How to Change The Windows 7 Explorer Default Folder
If you’re not a fan of the default view of File Explorer on Windows 7 opens, you can change it. Here’s how.
In Windows 7, the UI including the taskbar, jump lists, etc. was a huge upgrade. But what about the folder shortcut on your taskbar? I find it helpful being that I can just click it and I’m instantly in Windows Explorer sitting in my Libraries folders. But like any groovy geek, I like to choose my own destiny, so let’s change where it points me!
How To Change Your Explorer’s Default Folder on Windows 7
Right-click your Explorer taskbar icon and select Properties.
Note that you may have to Right-Click it and then right-click it again within the jump list that appears to get to the context menu where you can select Properties.

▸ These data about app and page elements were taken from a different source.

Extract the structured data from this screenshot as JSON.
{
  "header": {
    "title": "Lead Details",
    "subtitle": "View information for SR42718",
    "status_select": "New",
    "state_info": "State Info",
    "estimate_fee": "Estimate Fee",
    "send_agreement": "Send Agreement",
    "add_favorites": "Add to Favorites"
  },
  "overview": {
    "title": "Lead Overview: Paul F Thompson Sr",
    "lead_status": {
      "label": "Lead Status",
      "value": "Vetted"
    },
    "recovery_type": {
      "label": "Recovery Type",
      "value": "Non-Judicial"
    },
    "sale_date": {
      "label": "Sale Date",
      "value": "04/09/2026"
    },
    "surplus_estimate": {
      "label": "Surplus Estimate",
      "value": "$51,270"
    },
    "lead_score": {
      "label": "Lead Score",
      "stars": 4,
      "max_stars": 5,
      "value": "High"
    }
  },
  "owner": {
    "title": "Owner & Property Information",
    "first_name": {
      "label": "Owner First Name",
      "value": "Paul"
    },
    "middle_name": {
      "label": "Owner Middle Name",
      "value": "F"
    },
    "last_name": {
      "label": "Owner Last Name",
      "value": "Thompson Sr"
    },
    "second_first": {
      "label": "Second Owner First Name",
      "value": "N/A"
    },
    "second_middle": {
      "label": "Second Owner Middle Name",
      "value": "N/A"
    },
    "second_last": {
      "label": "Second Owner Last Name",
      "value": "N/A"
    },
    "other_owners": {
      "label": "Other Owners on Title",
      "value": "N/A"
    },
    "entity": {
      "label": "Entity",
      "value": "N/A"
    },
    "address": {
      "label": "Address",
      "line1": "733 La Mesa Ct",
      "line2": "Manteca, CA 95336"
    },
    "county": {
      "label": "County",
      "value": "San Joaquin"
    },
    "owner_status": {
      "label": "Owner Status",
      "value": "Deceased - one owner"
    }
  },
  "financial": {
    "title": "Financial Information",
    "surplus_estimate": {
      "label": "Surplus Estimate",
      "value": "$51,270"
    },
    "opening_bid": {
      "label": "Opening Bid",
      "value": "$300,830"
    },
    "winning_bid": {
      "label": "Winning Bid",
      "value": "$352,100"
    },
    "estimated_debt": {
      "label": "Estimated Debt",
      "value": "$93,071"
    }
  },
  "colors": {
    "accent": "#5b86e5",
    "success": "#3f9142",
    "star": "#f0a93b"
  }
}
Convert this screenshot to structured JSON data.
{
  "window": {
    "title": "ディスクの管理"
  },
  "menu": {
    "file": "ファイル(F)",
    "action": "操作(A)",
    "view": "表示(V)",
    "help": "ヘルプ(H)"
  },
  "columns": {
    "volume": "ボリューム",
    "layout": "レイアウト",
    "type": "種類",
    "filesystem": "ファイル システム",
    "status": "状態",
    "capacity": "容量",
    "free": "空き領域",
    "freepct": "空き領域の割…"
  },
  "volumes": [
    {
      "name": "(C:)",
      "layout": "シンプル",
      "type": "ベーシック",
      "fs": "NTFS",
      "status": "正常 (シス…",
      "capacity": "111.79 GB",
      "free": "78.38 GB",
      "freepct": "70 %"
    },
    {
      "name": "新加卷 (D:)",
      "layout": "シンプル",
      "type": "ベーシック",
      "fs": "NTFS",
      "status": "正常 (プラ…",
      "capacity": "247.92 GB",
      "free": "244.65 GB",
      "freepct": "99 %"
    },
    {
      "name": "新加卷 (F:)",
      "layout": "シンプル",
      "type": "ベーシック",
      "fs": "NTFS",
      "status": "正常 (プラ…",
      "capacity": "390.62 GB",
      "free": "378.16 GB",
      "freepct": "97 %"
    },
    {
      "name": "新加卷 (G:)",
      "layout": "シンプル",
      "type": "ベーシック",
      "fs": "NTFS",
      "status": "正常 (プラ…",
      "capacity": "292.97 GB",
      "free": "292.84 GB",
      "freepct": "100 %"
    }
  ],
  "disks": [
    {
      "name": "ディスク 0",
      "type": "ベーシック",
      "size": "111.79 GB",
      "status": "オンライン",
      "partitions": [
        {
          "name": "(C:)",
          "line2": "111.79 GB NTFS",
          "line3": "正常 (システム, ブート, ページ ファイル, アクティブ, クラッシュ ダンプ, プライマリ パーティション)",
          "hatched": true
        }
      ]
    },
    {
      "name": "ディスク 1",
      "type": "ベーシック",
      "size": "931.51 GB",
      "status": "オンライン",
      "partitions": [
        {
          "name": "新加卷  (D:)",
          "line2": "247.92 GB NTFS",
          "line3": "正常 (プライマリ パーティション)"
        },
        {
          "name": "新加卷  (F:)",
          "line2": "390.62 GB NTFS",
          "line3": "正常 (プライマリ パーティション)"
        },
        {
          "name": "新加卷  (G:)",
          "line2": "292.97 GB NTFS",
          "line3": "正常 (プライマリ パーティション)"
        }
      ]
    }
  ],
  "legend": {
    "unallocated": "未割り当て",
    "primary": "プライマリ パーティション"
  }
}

The shortcut tab should open by default, but if it doesn’t just click the Shortcut tab.
The only area of interest on this tab is the Target box. By default the target will point to:
This location is exactly where we want it to point, to so don’t modify that at all. What we’re going to do is add some text after it.
Type a single space after the %windir%explorer.exe part, and then Type your folder path right after it. For example, I want it to point to my Downloads folder so mine becomes:
Or I could have just put %userprofile%\downloads\ since that will automatically point to the C:\Users\grooveDexter\ folder for me. Notice I didn’t change the first part, I just added the folder location right after explorer.exe. This procedure might sound a little confusing, so refer to the screenshot below as it explains it a bit more clearly. Don’t forget to Click OK to save changes!
From now on when you click the Windows Explorer shortcut on your taskbar, then it will open up to the folder you specified in Step 2! Groovy eh?
If you ever want to revert to the original settings just go back in and modify the target, setting it back to the default path of just %windir%\explorer.exe.
Unique tutorial! Very thoughtful, but I must ask – can I make it open My Computer?
The GUID in the line below is for My Computer. If you google around, you can find the GUID for any of the objects you can see in explorer but can’t add to the target box. Whitson Gordon over at lifehacker published that line in his article on setting the default location.
great. i was looking for this for months.
Never one to leave well enough alone, I wonder how to make the left pane of Windows Explorer expand to reveal the tree structure for the deep drill-down target when you execute the “trick” above.
Double left clicking on the open Windows Explorer Window (anywhere, I’ve tried it multiple times) does not do it (sometimes it does other things depending upon where you click).
One still has to left click on each folder’s right-pointing triangle in the left pane to drill down.
Why would I want to do this? Well, for example, what if my \Downloads folder and my \Software-to-be-tested-&-saved folder are not under one another, but rather of the same “rank” and I want to move/copy something from \downloads over to the other folder? I still have to click by click expand/drill down on the left side to reveal the similarly ranked folder to \downloads.
Sombody please show me a neat trick! Thanks.
My Win7 already expands the tree by default… but the settings are under (with Windows Explorer open):
Organize –> Folder and Search Options
Make sure “Expand to Current Folder” is checked.
Excellent! That worked……but I usu. use Start-E to open Explorer, is there a way to modify that to open my desired folder? Thanks.
Easy,effective and marvelous tutorial..keep it up mate.
All of these solutions result in an extra instance of the explorer.exe process each time the modified shortcut is used, and they accumulate until you logoff.
A simpler and better solution is simply to replace all of the “Windows Explorer.lnk” shortcuts throughout the system with an ordinary folder shortcut named “Windows Explorer.lnk” that points to whatever folder you’ve chosen.
Here’s a little procedure that does this for Windows 7 and 8, where the replacement shortcut points to the %USERPROFILE% folder. The standard admonition should you try this is to first make a restore point as a precaution.
Once unzipped, you can use 7zip to look inside the resulting .exe (which is a 7z SFX) and see what it does and that nothing nefarious is inside.
Thanks this helped me on 2016 (at work) :)
Yayyy!! I’ve tried at least 16 ways to get this and no one made it as clear and concise as this post! Thank you thank you!
Thanks sooo much. I wanted it to open to my desktop, and now it does. Thanks again.
ty so much :D
A latina in cold Europe,enjoying her virtual machine guest OS /Win7/ now more thanks to you.